- Choosing the appropriate crate size will make your dog feel safe and secure as if it is their personal space. If your dog is still growing, start with a slightly larger crate to avoid having to replace it during its first couple of years. Some animal shelters will even rent you crates so you can upgrade as your puppy grows.
- Most dogs feel safe in enclosed, familiar environments. Instead of showing them a crate that is stark and empty, show them a crate where they can relax and feel safe.
- A small crate will prevent your dog from standing and stretching its legs. If your crate is too large, your dog will be able to use one end as a bathroom and retreat to the other side.
- Putting your dog in their crate as punishment is the quickest way for them to associate “crate time” with negative experiences, which means they’ll never learn to love and accept it. Your dog should not be afraid of its crate. “Time out” areas should be located in a completely separate area from the crate
How to crate train your dog?
Step 1: Intro your dog to the cage
Place the crate in a room where your family spends a lot of time, such as the family room. Fill the crate with a soft blanket or towel. Bring your dog over to the crate and greet him with a cheerful tone of voice. Check that the crate door is securely fastened open so that it does not hit and frighten your dog.
Step 2: Feed your dog in his crate.
Begin feeding your dog’s regular meals near the crate after introducing him to it. This will establish a positive association with the crate. If your dog enters the crate easily when you begin Step 2, place the food dish all the way to the back of the crate. If your dog is still hesitant to enter the crate, only place the dish as far inside as he can go without becoming fearful or anxious. Place the dish a little further back in the crate each time you feed him.
Step 3: Train your dog to stay in the crate for longer periods of time
When your dog is eating his regular meals in his crate without showing signs of fear or anxiety, you can confine him there for short periods of time while you are at home. Bring him over to the crate and reward him with a treat. Give him an entry command, such as “kennel up.” Encourage him by holding a treat in your hand and pointing to the inside of the crate. When your dog enters the crate, give him a treat and close the door.

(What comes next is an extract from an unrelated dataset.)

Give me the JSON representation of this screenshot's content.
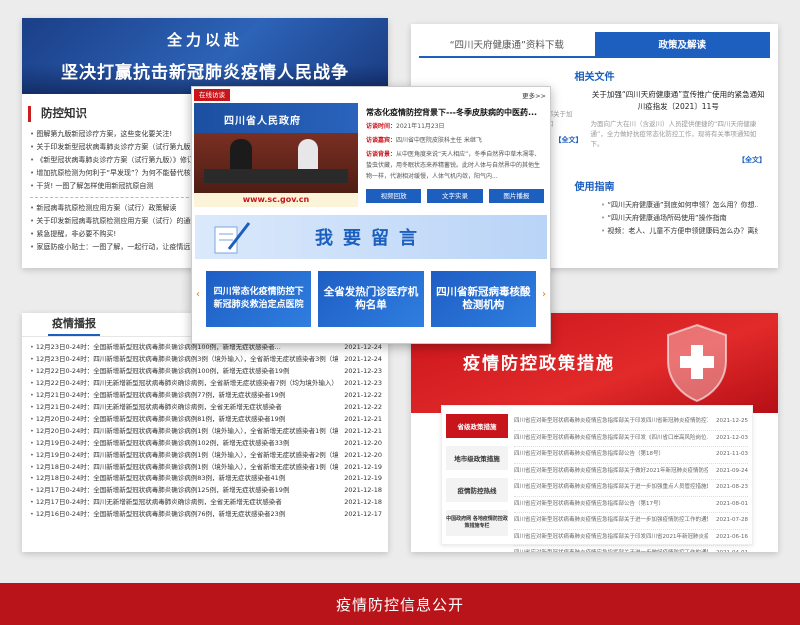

Step 4: Crate your dog when you leave and at nights
- Part A: After your dog has spent about 30 minutes in the crate without becoming anxious or afraid, you can start leaving him in the crate for short periods of time when you leave the house. Use your regular command and a treat to place him in the crate. You might also want to leave him in the crate with a few safe toys (see how to use dogs toys). You should vary when you put your dog in the crate during your “getting ready to leave” routine.
- Part B: Put your dog in the crate with your regular command and a treat. If you have a puppy, it may be best to keep the crate in your bedroom or a nearby hallway at first. Puppies frequently need to go outside to relieve themselves during the night, and you’ll want to be able to hear your puppy whine to be let out.
Dog Cage F.A.Q
Are Dog Crates Cruel?
A crate in and of itself is not cruel, but how it is used can be cruel. It takes time to acclimate your dog to a crate, teach them to accept and even love it, and then use it correctly (and sparingly) for your dog’s safety and benefit.
Do Dog Crates Need Bedding?
Good bedding is one of the most important things to include in your dog’s crate. If you want your dog to see their crate as a safe, comfortable place where they can unwind at the end of the day or retreat if they are overstimulated, they must be comfortable when they lie down.
Can Dogs Share Crates?
No, never put two dogs in the same crate. It makes no difference if they get along well or if they are siblings or littermates. A crate is far too small a container. It should never be forced upon two dogs to share it.
Can a Dog Stay in a Crate All Day?
The dog can sleep through the night in his crate, but he should not be crated for 12 hours during the day. This is far too much time spent alone.
Can a dog sleep in a crate?
Yes, but only overnight, and only after your dog has a good night’s sleep. Also, closing the crate’s door at night is a bad idea. This will almost certainly result in whining because your dog will feel imprisoned.